  3. The truth could make us look bad.  Jeff and I see this a lot as well.   The story that gets told is too good to be true but it is propped up and promoted in a number of creative ways.  This mostly happens in the organization’s representations about how money is used and what is being accomplished.  Several months ago I discovered a situation where the perception of the public about what the organization was doing was nowhere near the reality.  The manager said to me, “You know, Richard, I am so embarrassed and so afraid.  This is not a good situation.”  Here was a good man who had inherited a poorly managed situation and didn’t know what to do.  His predecessor had carefully, over a number of years, told a story that just was not true.  And he did it because he needed to look good in the community – he needed a certain stature with his peers.  This really hurts.  But, you know, this situation didn’t just happen over night.  It started in small ways and grew into an uncontrollable monster.
  4. We could personally get in trouble.  What happens could be a mistake.  But now the events sitting in front of you are nasty.  And it is in these kinds of situations where it is so easy to just cover things up to avoid trouble – to escape a personal consequence.  And it is a common reason those inside the organization do not tell the truth.

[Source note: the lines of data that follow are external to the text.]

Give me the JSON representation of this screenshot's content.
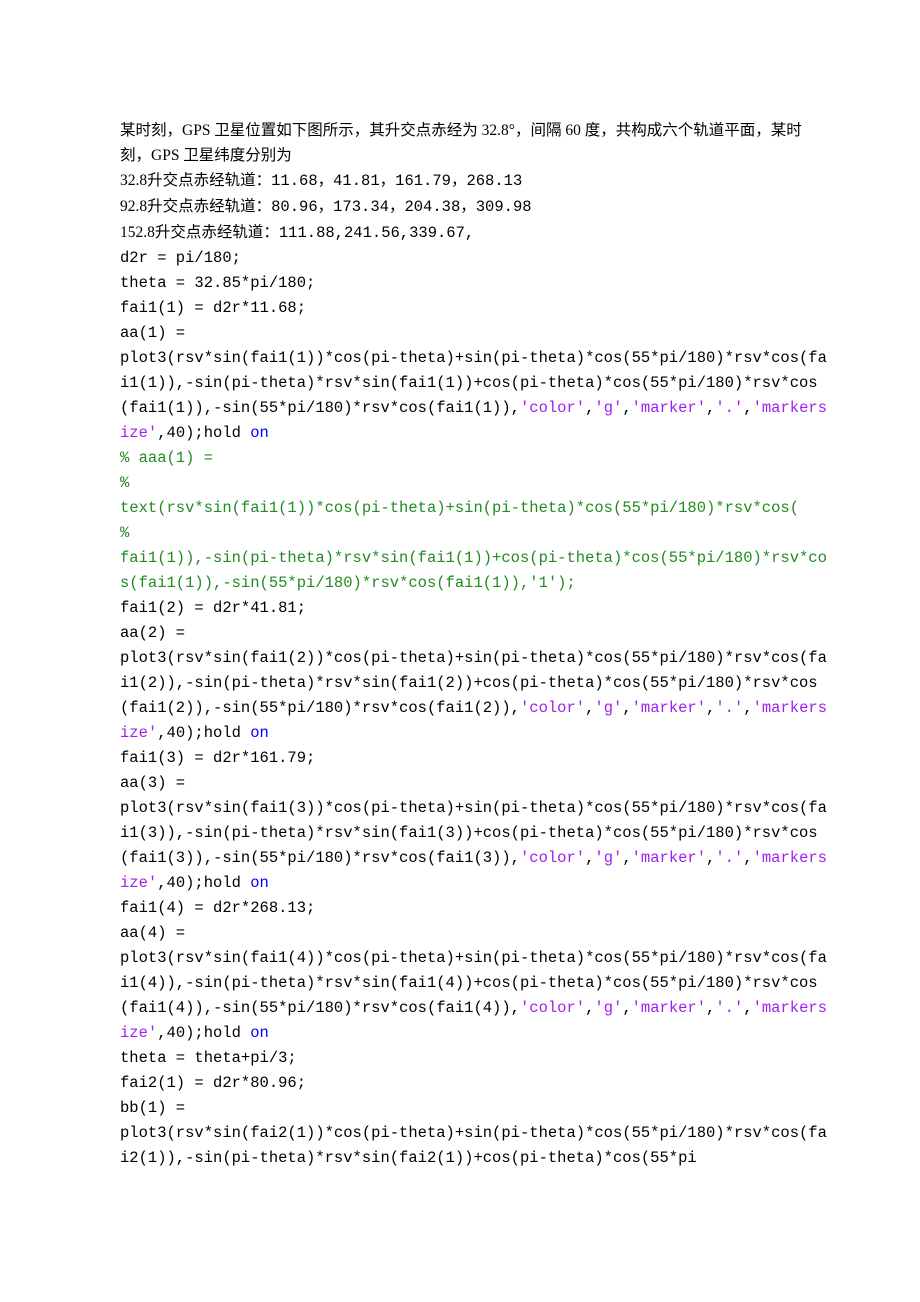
{
  "para": {
    "l1": "某时刻，GPS 卫星位置如下图所示，其升交点赤经为 32.8°，间隔 60 度，共构成六个轨道平面，某时刻，GPS 卫星纬度分别为",
    "l2_pre": "32.8",
    "l2_post": "升交点赤经轨道：11.68，41.81，161.79，268.13",
    "l3_pre": "92.8",
    "l3_post": "升交点赤经轨道：80.96，173.34，204.38，309.98",
    "l4_pre": "152.8",
    "l4_post": "升交点赤经轨道：111.88,241.56,339.67,"
  },
  "code": {
    "l01": "d2r = pi/180;",
    "l02": "theta = 32.85*pi/180;",
    "l03": "fai1(1) = d2r*11.68;",
    "l04": "aa(1) = ",
    "l05a": "plot3(rsv*sin(fai1(1))*cos(pi-theta)+sin(pi-theta)*cos(55*pi/180)*rsv*cos(fai1(1)),-sin(pi-theta)*rsv*sin(fai1(1))+cos(pi-theta)*cos(55*pi/180)*rsv*cos(fai1(1)),-sin(55*pi/180)*rsv*cos(fai1(1)),",
    "l05b": "'color'",
    "l05c": ",",
    "l05d": "'g'",
    "l05e": ",",
    "l05f": "'marker'",
    "l05g": ",",
    "l05h": "'.'",
    "l05i": ",",
    "l05j": "'markersize'",
    "l05k": ",40);hold ",
    "l05l": "on",
    "l06": "% aaa(1) = ",
    "l07": "% ",
    "l08": "text(rsv*sin(fai1(1))*cos(pi-theta)+sin(pi-theta)*cos(55*pi/180)*rsv*cos(",
    "l09": "% ",
    "l10": "fai1(1)),-sin(pi-theta)*rsv*sin(fai1(1))+cos(pi-theta)*cos(55*pi/180)*rsv*cos(fai1(1)),-sin(55*pi/180)*rsv*cos(fai1(1)),'1');",
    "l11": "fai1(2) = d2r*41.81;",
    "l12": "aa(2) = ",
    "l13a": "plot3(rsv*sin(fai1(2))*cos(pi-theta)+sin(pi-theta)*cos(55*pi/180)*rsv*cos(fai1(2)),-sin(pi-theta)*rsv*sin(fai1(2))+cos(pi-theta)*cos(55*pi/180)*rsv*cos(fai1(2)),-sin(55*pi/180)*rsv*cos(fai1(2)),",
    "l14": "fai1(3) = d2r*161.79;",
    "l15": "aa(3) = ",
    "l16a": "plot3(rsv*sin(fai1(3))*cos(pi-theta)+sin(pi-theta)*cos(55*pi/180)*rsv*cos(fai1(3)),-sin(pi-theta)*rsv*sin(fai1(3))+cos(pi-theta)*cos(55*pi/180)*rsv*cos(fai1(3)),-sin(55*pi/180)*rsv*cos(fai1(3)),",
    "l17": "fai1(4) = d2r*268.13;",
    "l18": "aa(4) = ",
    "l19a": "plot3(rsv*sin(fai1(4))*cos(pi-theta)+sin(pi-theta)*cos(55*pi/180)*rsv*cos(fai1(4)),-sin(pi-theta)*rsv*sin(fai1(4))+cos(pi-theta)*cos(55*pi/180)*rsv*cos(fai1(4)),-sin(55*pi/180)*rsv*cos(fai1(4)),",
    "blank": "",
    "l20": "theta = theta+pi/3;",
    "l21": "fai2(1) = d2r*80.96;",
    "l22": "bb(1) = ",
    "l23": "plot3(rsv*sin(fai2(1))*cos(pi-theta)+sin(pi-theta)*cos(55*pi/180)*rsv*cos(fai2(1)),-sin(pi-theta)*rsv*sin(fai2(1))+cos(pi-theta)*cos(55*pi"
  }
}
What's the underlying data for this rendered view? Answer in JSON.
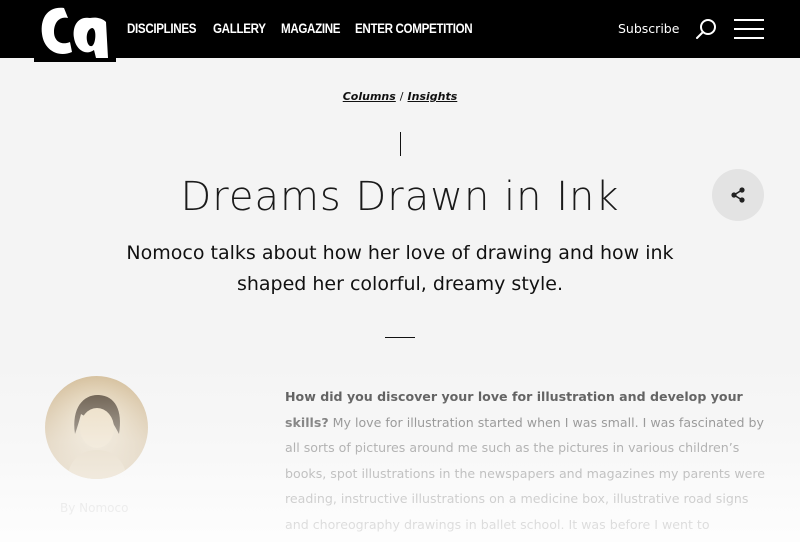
{
  "header": {
    "logo_text": "ca",
    "nav": [
      "DISCIPLINES",
      "GALLERY",
      "MAGAZINE",
      "ENTER COMPETITION"
    ],
    "subscribe_label": "Subscribe"
  },
  "breadcrumb": {
    "items": [
      "Columns",
      "Insights"
    ],
    "separator": "/"
  },
  "article": {
    "title": "Dreams Drawn in Ink",
    "subtitle": "Nomoco talks about how her love of drawing and how ink shaped her colorful, dreamy style.",
    "byline": "By Nomoco",
    "question": "How did you discover your love for illustration and develop your skills?",
    "answer": "My love for illustration started when I was small. I was fascinated by all sorts of pictures around me such as the pictures in various children’s books, spot illustrations in the newspapers and magazines my parents were reading, instructive illustrations on a medicine box, illustrative road signs and choreography drawings in ballet school. It was before I went to elementary"
  },
  "colors": {
    "header_bg": "#000000",
    "page_bg": "#f4f4f4",
    "share_bg": "#e3e3e3"
  }
}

Now, I want to be clear about one thing before I go on.  There are hundreds of thousands of honest truth-telling people in our non-profits today.  So, it’s not like our sector suffers an unusual amount of dishonesty.  I don’t think it does. But there IS enough of it to warrant this discussion.
So, what can you do to counter this virus that is so easy to catch?  Here are a few suggestions:

  1. Make a commitment to be a truth-teller.  Jeff and I have done this. We are committed to telling each other the truth, our associates the truth, our spouses the truth, our clients the truth, our friends the truth and even strangers the truth.  We have made a specific commitment to walk in truth.  It’s not always an easy road.  And we fail sometimes.  But it gets easier as we practice truth telling.  I suggest you do the same.  Commit to being a truth-teller in all of your life situations.
  2. Be sure you have someone you trust who will hold you accountable.  This is key.  If you have someone in your life – truly IN it, not on the outside – who will commit to hold you accountable to truth-telling, it will be a lot easier for you.
  3. Keep working on the personal reasons you may avoid telling the truth and/or avoid conflict.  As I confessed earlier, one reason I might be tempted to not tell the truth is to gain advantage.  This is something I have to watch all the time.  Another is to avoid conflict or loss of money, position or influence.  What are your reasons?  Identify them. Work on them. They are the core reasons you are tempted to not tell the truth.
  4. Love and respect your donors enough that you will always tell them the truth. These donors of yours are good people.  They trust you and your organization a lot.  They’ve given you money – it is a very personal, trustworthy act. They are relying on you to act honorably and truthfully with them. Love and respect them enough to do that.

A wise person once said, “The truth will set you free”.  And that IS the truth.
Read the entire series:

  1. To Be Understood
  2. Respect
  3. Honesty
  4. Involvement
  5. To Make A Difference